What happened there? What did that music represent? Who benefited from that transaction? The answer to that last question is easy: everyone. I benefited as I helped to strengthen my friendship with Toby (unless he hated all the music, of course). Toby benefited as he got a load of new music to listen to. And the artists benefited as it’s spread their music further than it would have otherwise gone, and may well result in a couple of sales, a couple of extra concert tickets bought, or just a greater awareness of who they are.

That music was what Hugh MacLeod calls a Social Object. Something that either brings people together, or gives their social interactions an angle when they are together.

So what did I do for that music? In the traditional, now rapidly becoming more defunct business model, I was marketing that music. Except I wasn’t, I was just letting my friend know about some music I like. So if it’s not marketing, what is it? Marketing 2.0? Unmarketing? I think it was just unplanned marketing.

Traditional marketing has been very regimented; as planned as it can be. Marketers know what sector of society they want to target, what time of day their TV adverts will go on, what magazines they will publish adverts in. This new kind of marketing is unplanned, natural, authentic. And it’s much more personal. I won’t try to sell Toby something I know he doesn’t want or won’t like (I think there’s only me in the world who likes banana sandwiches) but when it comes to shared social objects – music, whisky, table tennis, a love of the worlds strongest man competition – traditional marketing hasn’t got a chance.

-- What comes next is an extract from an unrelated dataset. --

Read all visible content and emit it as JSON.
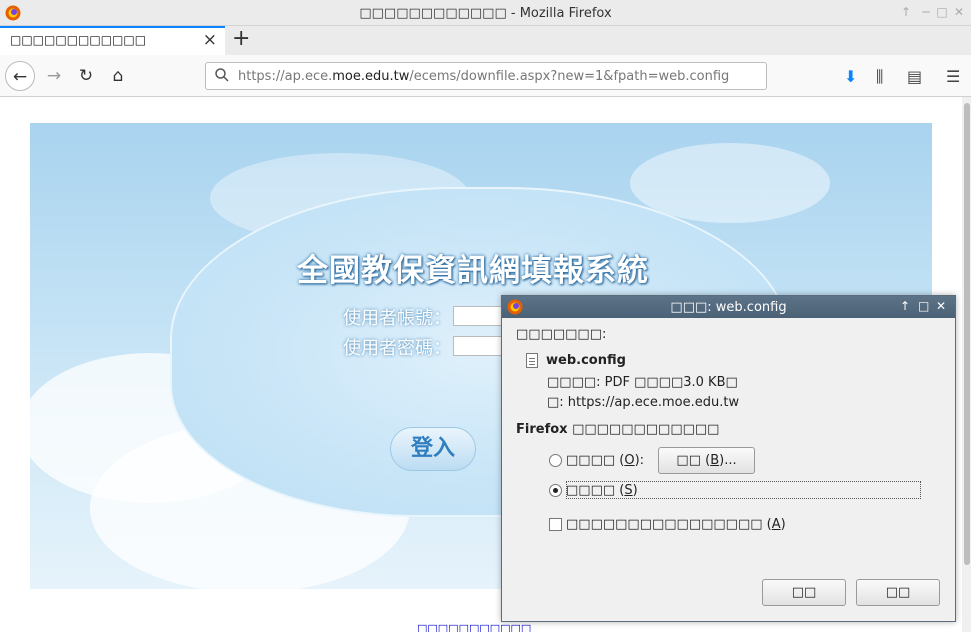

Which is why Radioheads latest album launch was such a genius idea. It’s a shared object – they have lots of fans who could get the album easily and for free. It’s personal but global. And now they’ve launched a real, hold-in-your-hand version as well. The fact that they pretty much took over the music media for a couple of months tells you all you need to know – have something remarkable, a social object – and you’ll be noticed.

So the next time you’re talking with a friend and tell them how good your blender is, or the great book someone bought you for Christmas, or how comfortable your walking boots are, realise you’re doing unplanned marketing.

Yorkshire Twist: Part 1

Over the next few months I hope to make some pretty big changes regarding the way I do business. The biggest change is my company name, currently, will change to Yorkshire Twist. Sounds like a cocktail involving ferrets, I know. Let me explain.

The Yorkshire bit speaks for itself. I’m based in the heart of Yorkshire and although I’m not a Yorkshireman born and bred I’m very proud to have made this place my home.

So, what’s the twist? Yorkshire folk are known for having little patience for frippery. Extraneous fluff isn’t their way, and I appreciate the fact that they want to get to the nitty-gritty quickly. I’m not the only one that thinks like that. Simple is better, especially when it comes to the web where acronyms and jargon abound.

So I’m putting in place a policy to avoid jargon as much as possible. Yorkshire Twist will be an acronym-light zone. Clients will be able to easily understand the technology and therefore get the best out of it, without having to invest in a thesaurus.

How exactly that will pan out I’m not sure yet. The clients I work with currently say they appreciate my down-to-earth approach, so I figured it’s worth turning that skill to my advantage. Plus it gives me the chance to separate my slightly worrying personal online life from my business dealings.

It will also give me a brand under which I can offer some of my open source software, and some other pieces of software such as my content management system and e-commerce system. Hmm, that’s a bit close to jargon for my liking. I may have to rethink how I describe these things.

My manual for much of this transition, apart from my wife’s impeccable common sense (she’s a true Yorkshirewoman, you know), will be this guide to marketing a small web design business. Recommended reading for anyone in my position.